:: Information shown
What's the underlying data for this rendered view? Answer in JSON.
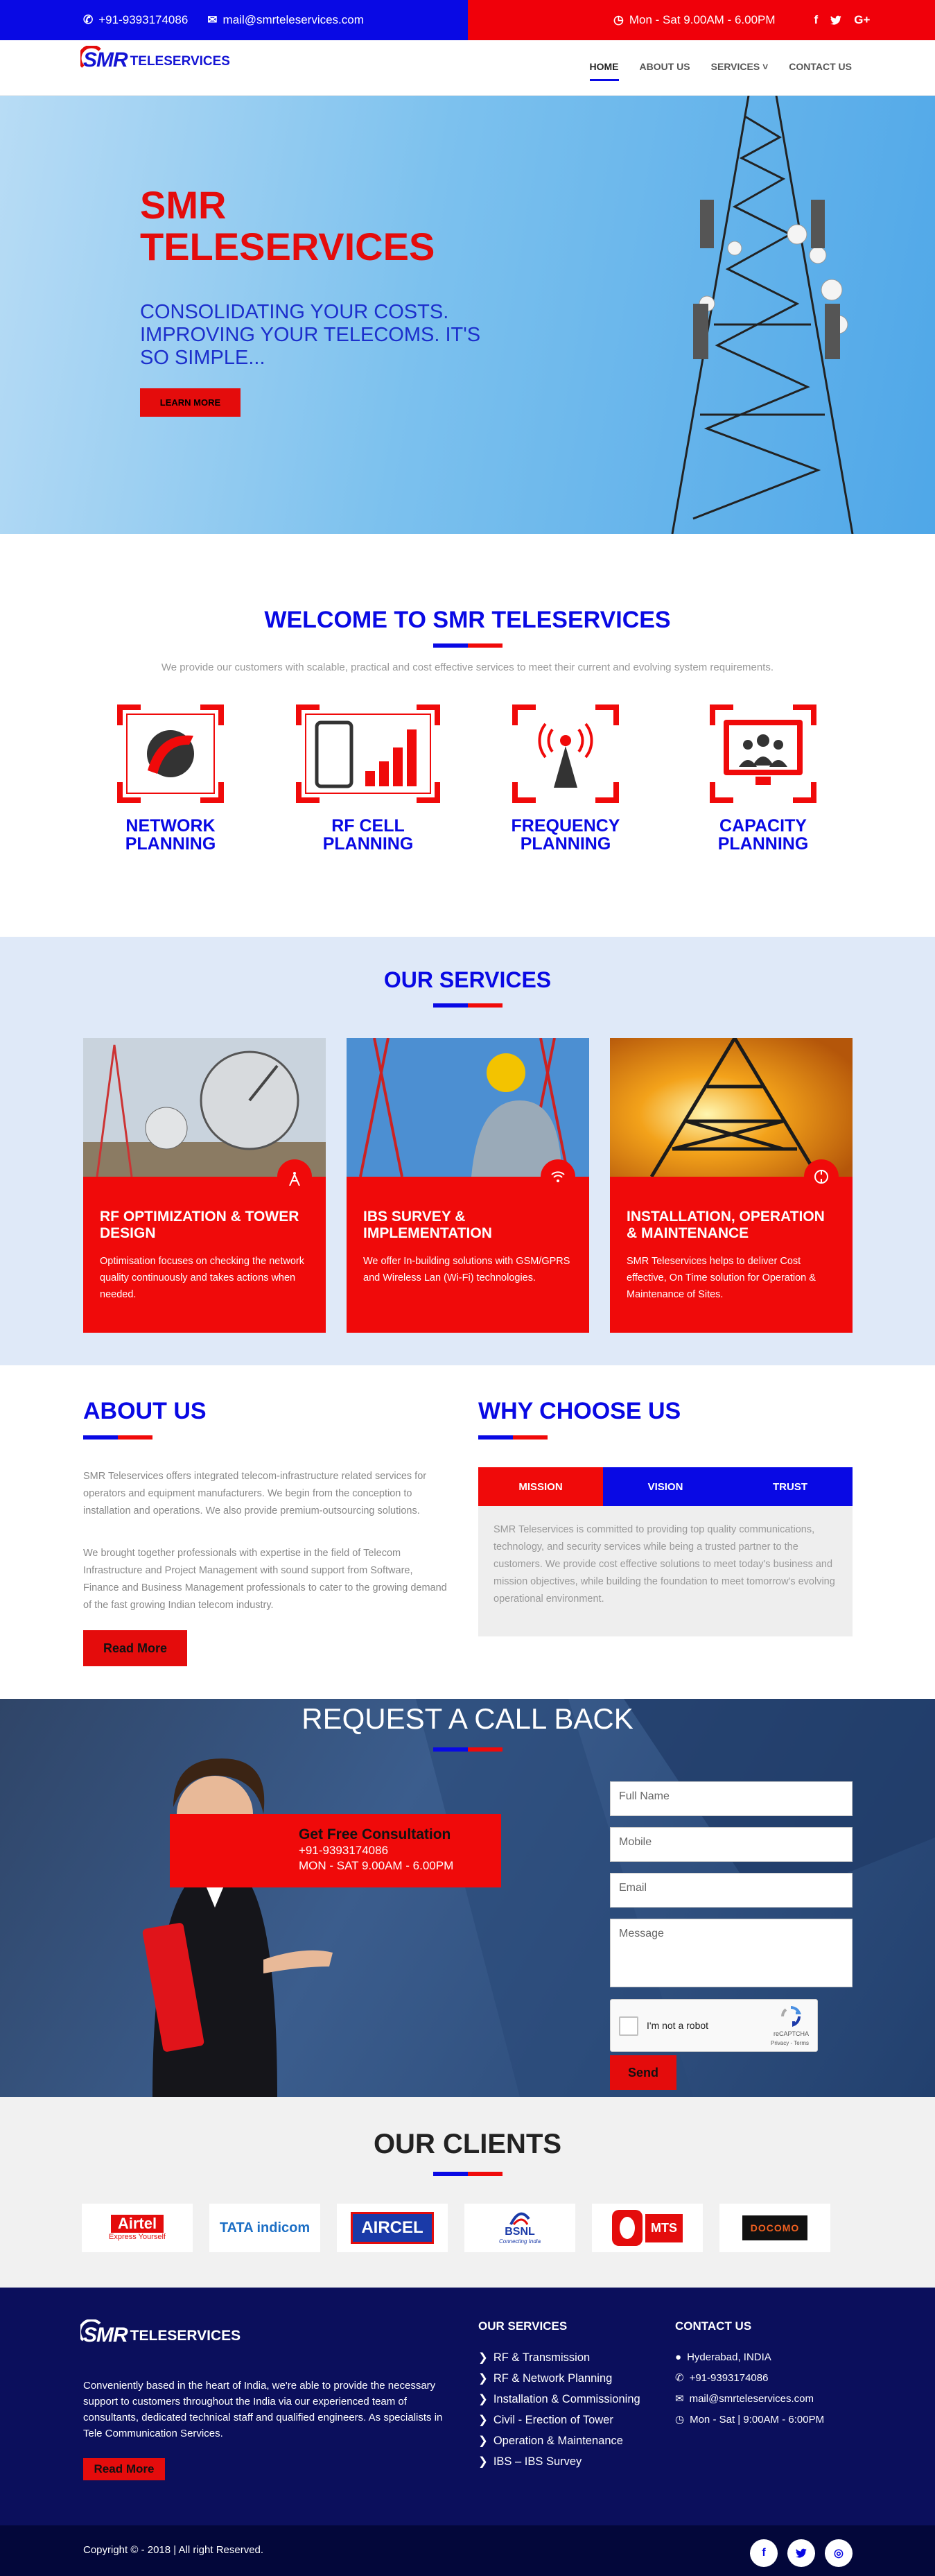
{
  "topbar": {
    "phone": "+91-9393174086",
    "email": "mail@smrteleservices.com",
    "hours": "Mon - Sat 9.00AM - 6.00PM",
    "social": [
      "f",
      "twitter-bird",
      "G+"
    ]
  },
  "brand": {
    "logo_mark": "SMR",
    "logo_text": "TELESERVICES"
  },
  "nav": {
    "items": [
      "HOME",
      "ABOUT US",
      "SERVICES",
      "CONTACT US"
    ]
  },
  "hero": {
    "title": "SMR TELESERVICES",
    "subtitle": "CONSOLIDATING YOUR COSTS. IMPROVING YOUR TELECOMS. IT'S SO SIMPLE...",
    "button": "LEARN MORE"
  },
  "welcome": {
    "title": "WELCOME TO SMR TELESERVICES",
    "text": "We provide our customers with scalable, practical and cost effective services to meet their current and evolving system requirements.",
    "features": [
      {
        "label": "NETWORK PLANNING",
        "icon": "globe-phone-icon"
      },
      {
        "label": "RF CELL PLANNING",
        "icon": "mobile-signal-icon"
      },
      {
        "label": "FREQUENCY PLANNING",
        "icon": "antenna-tower-icon"
      },
      {
        "label": "CAPACITY PLANNING",
        "icon": "group-monitor-icon"
      }
    ]
  },
  "services": {
    "title": "OUR SERVICES",
    "cards": [
      {
        "title": "RF OPTIMIZATION & TOWER DESIGN",
        "text": "Optimisation focuses on checking the network quality continuously and takes actions when needed.",
        "icon": "tower-icon"
      },
      {
        "title": "IBS SURVEY & IMPLEMENTATION",
        "text": "We offer In-building solutions with GSM/GPRS and Wireless Lan (Wi-Fi) technologies.",
        "icon": "wifi-icon"
      },
      {
        "title": "INSTALLATION, OPERATION & MAINTENANCE",
        "text": "SMR Teleservices helps to deliver Cost effective, On Time solution for Operation & Maintenance of Sites.",
        "icon": "maintenance-icon"
      }
    ]
  },
  "about": {
    "title": "ABOUT US",
    "p1": "SMR Teleservices offers integrated telecom-infrastructure related services for operators and equipment manufacturers. We begin from the conception to installation and operations. We also provide premium-outsourcing solutions.",
    "p2": "We brought together professionals with expertise in the field of Telecom Infrastructure and Project Management with sound support from Software, Finance and Business Management professionals to cater to the growing demand of the fast growing Indian telecom industry.",
    "button": "Read More"
  },
  "why": {
    "title": "WHY CHOOSE US",
    "tabs": [
      "MISSION",
      "VISION",
      "TRUST"
    ],
    "text": "SMR Teleservices is committed to providing top quality communications, technology, and security services while being a trusted partner to the customers. We provide cost effective solutions to meet today's business and mission objectives, while building the foundation to meet tomorrow's evolving operational environment."
  },
  "callback": {
    "title": "REQUEST A CALL BACK",
    "consult_title": "Get Free Consultation",
    "consult_phone": "+91-9393174086",
    "consult_hours": "MON - SAT 9.00AM - 6.00PM",
    "form": {
      "name": "Full Name",
      "mobile": "Mobile",
      "email": "Email",
      "message": "Message",
      "captcha": "I'm not a robot",
      "captcha_brand": "reCAPTCHA",
      "captcha_terms": "Privacy - Terms",
      "send": "Send"
    }
  },
  "clients": {
    "title": "OUR CLIENTS",
    "logos": [
      "Airtel",
      "TATA indicom",
      "AIRCEL",
      "BSNL",
      "MTS",
      "DOCOMO"
    ],
    "airtel_tag": "Express Yourself",
    "bsnl_tag": "Connecting India"
  },
  "footer": {
    "logo_mark": "SMR",
    "logo_text": "TELESERVICES",
    "desc": "Conveniently based in the heart of India, we're able to provide the necessary support to customers throughout the India via our experienced team of consultants, dedicated technical staff and qualified engineers. As specialists in Tele Communication Services.",
    "button": "Read More",
    "services_title": "OUR SERVICES",
    "services": [
      "RF & Transmission",
      "RF & Network Planning",
      "Installation & Commissioning",
      "Civil - Erection of Tower",
      "Operation & Maintenance",
      "IBS – IBS Survey"
    ],
    "contact_title": "CONTACT US",
    "contact": [
      "Hyderabad, INDIA",
      "+91-9393174086",
      "mail@smrteleservices.com",
      "Mon - Sat | 9:00AM - 6:00PM"
    ],
    "copyright": "Copyright © - 2018 | All right Reserved."
  },
  "colors": {
    "blue": "#0909e4",
    "red": "#f00a0a",
    "navy": "#0b0f5c"
  }
}
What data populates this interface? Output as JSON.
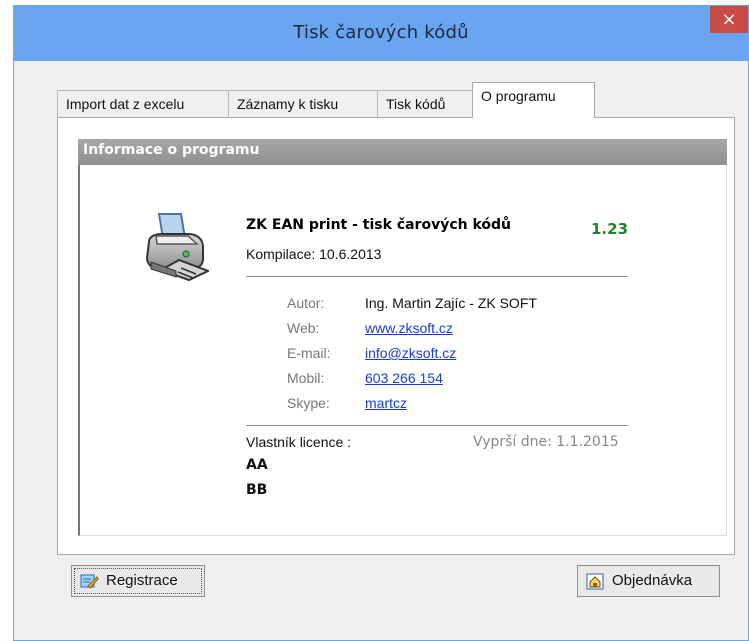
{
  "window": {
    "title": "Tisk čarových kódů",
    "close_symbol": "×"
  },
  "tabs": [
    {
      "label": "Import dat z excelu",
      "active": false
    },
    {
      "label": "Záznamy k tisku",
      "active": false
    },
    {
      "label": "Tisk kódů",
      "active": false
    },
    {
      "label": "O programu",
      "active": true
    }
  ],
  "info": {
    "section_title": "Informace o programu",
    "app_name": "ZK EAN print - tisk čarových kódů",
    "version": "1.23",
    "build": "Kompilace: 10.6.2013",
    "author_label": "Autor:",
    "author_value": "Ing. Martin Zajíc - ZK SOFT",
    "web_label": "Web:",
    "web_value": "www.zksoft.cz",
    "email_label": "E-mail:",
    "email_value": "info@zksoft.cz",
    "mobile_label": "Mobil:",
    "mobile_value": "603 266 154",
    "skype_label": "Skype:",
    "skype_value": "martcz",
    "owner_label": "Vlastník licence :",
    "expires": "Vyprší dne: 1.1.2015",
    "owner_lines": [
      "AA",
      "BB"
    ]
  },
  "buttons": {
    "registration": "Registrace",
    "order": "Objednávka"
  },
  "icons": {
    "printer": "printer-icon",
    "registration": "registration-icon",
    "order": "order-icon",
    "close": "close-icon"
  },
  "colors": {
    "title_bar": "#69a5f0",
    "close_button": "#c94b45",
    "version": "#25822b",
    "link": "#1a3bd7"
  }
}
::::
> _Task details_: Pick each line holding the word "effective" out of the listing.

> _Exercise answer_:
    "text": "We provide our customers with scalable, practical and cost effective services to meet their current and evolving system requirements.",
        "text": "SMR Teleservices helps to deliver Cost effective, On Time solution for Operation & Maintenance of Sites.",
    "text": "SMR Teleservices is committed to providing top quality communications, technology, and security services while being a trusted partner to the customers. We provide cost effective solutions to meet today's business and mission objectives, while building the foundation to meet tomorrow's evolving operational environment."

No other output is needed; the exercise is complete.